### WORK TO COMPLETE
Copy each line of the listing that includes "save".

··· INPUT FOR THIS TASK ···

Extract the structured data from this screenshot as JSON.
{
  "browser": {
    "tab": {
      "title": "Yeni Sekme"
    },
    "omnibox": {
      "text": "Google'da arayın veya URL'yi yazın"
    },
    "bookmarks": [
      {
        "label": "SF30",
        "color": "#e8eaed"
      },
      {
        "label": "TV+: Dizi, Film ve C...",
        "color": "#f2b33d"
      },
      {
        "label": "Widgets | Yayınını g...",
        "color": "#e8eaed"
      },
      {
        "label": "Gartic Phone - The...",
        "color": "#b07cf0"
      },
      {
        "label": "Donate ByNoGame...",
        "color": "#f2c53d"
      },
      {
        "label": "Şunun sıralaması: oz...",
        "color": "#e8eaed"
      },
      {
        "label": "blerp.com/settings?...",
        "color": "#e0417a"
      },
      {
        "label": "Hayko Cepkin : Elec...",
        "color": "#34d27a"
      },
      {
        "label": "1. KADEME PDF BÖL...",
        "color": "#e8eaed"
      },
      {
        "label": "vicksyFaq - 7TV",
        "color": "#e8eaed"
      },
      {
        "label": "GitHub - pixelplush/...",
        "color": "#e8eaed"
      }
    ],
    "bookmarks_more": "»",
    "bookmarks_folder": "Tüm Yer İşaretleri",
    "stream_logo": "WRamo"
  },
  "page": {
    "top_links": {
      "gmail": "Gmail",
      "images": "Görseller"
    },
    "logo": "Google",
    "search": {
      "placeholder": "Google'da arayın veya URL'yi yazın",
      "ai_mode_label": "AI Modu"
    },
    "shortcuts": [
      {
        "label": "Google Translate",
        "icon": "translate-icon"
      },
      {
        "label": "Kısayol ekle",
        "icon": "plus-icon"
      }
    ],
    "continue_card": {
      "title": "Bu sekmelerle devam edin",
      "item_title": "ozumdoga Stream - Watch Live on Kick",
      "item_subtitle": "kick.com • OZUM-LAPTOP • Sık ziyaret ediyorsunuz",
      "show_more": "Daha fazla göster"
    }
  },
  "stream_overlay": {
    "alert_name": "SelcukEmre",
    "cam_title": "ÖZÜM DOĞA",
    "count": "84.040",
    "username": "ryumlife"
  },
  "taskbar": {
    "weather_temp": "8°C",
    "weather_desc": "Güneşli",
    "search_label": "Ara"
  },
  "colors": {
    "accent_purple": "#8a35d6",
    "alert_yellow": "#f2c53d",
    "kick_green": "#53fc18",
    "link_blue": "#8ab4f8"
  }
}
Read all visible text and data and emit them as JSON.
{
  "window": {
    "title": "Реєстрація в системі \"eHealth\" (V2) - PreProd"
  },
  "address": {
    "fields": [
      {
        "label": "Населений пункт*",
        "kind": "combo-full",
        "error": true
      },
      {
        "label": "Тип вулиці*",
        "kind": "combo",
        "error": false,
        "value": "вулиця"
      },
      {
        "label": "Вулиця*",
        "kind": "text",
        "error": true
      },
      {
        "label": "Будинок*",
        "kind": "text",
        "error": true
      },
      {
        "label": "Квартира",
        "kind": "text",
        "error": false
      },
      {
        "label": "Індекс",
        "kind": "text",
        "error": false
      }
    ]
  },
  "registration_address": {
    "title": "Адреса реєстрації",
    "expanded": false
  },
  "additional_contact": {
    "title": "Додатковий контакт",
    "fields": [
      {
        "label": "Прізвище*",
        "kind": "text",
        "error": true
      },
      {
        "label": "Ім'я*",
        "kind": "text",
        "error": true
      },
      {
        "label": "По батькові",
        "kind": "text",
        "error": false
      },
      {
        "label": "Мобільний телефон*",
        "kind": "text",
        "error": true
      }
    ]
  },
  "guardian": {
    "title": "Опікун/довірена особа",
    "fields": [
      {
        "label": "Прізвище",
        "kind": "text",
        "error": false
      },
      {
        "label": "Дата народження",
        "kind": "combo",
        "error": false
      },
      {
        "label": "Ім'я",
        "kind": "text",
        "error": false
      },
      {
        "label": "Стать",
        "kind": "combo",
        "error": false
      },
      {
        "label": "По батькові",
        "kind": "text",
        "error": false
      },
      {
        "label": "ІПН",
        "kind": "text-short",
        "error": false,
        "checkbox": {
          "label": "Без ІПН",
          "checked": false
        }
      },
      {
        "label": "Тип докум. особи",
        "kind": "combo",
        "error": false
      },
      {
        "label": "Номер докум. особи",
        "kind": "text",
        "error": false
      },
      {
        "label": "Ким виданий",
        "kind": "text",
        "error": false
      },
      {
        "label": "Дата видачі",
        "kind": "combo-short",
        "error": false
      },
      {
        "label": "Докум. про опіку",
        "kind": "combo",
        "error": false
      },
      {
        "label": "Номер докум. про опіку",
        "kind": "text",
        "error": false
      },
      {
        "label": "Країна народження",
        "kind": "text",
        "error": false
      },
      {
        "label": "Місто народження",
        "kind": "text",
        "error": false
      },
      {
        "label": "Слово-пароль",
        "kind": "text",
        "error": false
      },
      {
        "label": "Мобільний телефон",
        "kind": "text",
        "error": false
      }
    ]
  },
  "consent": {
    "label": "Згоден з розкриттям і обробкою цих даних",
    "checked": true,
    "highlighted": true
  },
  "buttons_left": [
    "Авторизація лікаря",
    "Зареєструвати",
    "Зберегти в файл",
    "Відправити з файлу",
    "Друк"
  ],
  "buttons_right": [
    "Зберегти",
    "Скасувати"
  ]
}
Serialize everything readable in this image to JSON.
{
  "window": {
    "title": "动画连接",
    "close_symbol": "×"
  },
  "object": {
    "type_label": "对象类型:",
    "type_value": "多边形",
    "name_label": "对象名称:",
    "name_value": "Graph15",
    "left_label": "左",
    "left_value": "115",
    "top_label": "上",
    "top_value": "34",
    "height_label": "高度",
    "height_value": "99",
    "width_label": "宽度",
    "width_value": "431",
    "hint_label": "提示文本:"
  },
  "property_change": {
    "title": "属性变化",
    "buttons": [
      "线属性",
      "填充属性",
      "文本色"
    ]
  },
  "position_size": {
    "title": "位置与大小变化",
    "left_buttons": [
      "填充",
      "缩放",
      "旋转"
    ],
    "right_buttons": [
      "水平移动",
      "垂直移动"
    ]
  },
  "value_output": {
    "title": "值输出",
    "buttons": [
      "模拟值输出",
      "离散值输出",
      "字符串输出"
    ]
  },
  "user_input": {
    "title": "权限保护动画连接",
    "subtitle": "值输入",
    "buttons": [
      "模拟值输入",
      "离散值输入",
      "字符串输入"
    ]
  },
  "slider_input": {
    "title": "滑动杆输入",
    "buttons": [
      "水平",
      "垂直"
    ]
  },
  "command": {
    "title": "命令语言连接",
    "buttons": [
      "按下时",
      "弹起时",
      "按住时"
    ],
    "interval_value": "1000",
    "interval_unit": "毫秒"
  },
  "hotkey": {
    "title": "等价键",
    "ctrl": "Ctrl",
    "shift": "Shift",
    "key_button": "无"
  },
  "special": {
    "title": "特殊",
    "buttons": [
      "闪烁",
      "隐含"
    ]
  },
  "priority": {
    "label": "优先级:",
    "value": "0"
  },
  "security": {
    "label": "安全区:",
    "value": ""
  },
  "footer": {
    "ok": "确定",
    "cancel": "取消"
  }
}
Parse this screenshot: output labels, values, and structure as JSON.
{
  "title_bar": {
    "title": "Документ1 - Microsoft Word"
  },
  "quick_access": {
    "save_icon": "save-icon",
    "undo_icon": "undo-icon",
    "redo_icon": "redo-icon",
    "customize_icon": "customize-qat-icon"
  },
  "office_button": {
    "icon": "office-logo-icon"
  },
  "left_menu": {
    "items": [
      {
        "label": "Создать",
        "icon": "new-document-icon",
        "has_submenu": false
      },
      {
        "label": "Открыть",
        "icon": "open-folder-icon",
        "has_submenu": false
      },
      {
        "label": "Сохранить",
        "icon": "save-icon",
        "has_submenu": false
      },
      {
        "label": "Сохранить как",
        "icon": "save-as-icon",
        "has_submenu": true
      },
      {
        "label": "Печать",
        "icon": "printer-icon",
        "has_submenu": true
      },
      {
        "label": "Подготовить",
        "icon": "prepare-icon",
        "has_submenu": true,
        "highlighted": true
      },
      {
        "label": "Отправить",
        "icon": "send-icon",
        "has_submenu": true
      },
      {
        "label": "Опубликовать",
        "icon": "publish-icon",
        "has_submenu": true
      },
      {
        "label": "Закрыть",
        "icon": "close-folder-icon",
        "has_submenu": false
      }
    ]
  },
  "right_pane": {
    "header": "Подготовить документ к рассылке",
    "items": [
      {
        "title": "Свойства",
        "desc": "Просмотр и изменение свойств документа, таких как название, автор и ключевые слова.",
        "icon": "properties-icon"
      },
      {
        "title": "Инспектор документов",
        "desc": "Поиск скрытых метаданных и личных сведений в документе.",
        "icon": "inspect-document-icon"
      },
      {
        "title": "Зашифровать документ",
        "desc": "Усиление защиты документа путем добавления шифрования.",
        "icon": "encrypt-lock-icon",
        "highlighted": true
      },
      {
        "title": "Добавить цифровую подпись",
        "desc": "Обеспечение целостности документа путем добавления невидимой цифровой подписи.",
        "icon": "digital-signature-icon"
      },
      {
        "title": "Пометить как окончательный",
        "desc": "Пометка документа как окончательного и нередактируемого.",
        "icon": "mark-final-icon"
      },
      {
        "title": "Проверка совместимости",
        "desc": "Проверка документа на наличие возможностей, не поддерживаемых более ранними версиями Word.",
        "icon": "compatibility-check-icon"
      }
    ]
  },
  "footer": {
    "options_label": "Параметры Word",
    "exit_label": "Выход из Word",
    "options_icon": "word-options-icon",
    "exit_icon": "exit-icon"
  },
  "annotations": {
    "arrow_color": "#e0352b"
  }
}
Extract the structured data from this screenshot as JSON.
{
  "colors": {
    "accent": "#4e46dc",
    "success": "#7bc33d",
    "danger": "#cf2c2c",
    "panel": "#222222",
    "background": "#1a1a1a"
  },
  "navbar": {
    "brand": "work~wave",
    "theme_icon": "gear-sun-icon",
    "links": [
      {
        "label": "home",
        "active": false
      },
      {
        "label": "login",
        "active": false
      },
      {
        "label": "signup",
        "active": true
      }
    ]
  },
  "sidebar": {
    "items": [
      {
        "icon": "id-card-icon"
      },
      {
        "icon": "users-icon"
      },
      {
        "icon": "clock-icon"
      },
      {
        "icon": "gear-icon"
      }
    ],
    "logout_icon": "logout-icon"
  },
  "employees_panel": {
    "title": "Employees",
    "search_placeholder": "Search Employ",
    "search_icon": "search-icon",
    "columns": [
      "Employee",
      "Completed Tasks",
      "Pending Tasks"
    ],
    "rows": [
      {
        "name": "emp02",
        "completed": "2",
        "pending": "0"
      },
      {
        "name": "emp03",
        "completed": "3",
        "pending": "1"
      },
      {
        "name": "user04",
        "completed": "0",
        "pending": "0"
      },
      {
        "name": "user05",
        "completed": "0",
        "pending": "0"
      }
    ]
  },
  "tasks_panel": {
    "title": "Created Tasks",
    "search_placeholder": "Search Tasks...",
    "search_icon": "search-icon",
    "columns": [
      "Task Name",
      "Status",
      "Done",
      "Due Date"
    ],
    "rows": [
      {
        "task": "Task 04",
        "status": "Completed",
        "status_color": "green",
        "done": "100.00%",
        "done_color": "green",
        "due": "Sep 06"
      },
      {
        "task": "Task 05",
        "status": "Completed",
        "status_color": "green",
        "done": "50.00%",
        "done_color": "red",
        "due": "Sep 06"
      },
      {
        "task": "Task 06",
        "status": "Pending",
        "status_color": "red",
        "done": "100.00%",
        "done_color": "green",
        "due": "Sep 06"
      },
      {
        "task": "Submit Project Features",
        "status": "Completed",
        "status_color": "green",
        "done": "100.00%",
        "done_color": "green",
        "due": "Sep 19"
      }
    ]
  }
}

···

### OUTPUT OF THE EXERCISE
    "save_icon": "save-icon",
        "icon": "save-icon",
        "icon": "save-as-icon",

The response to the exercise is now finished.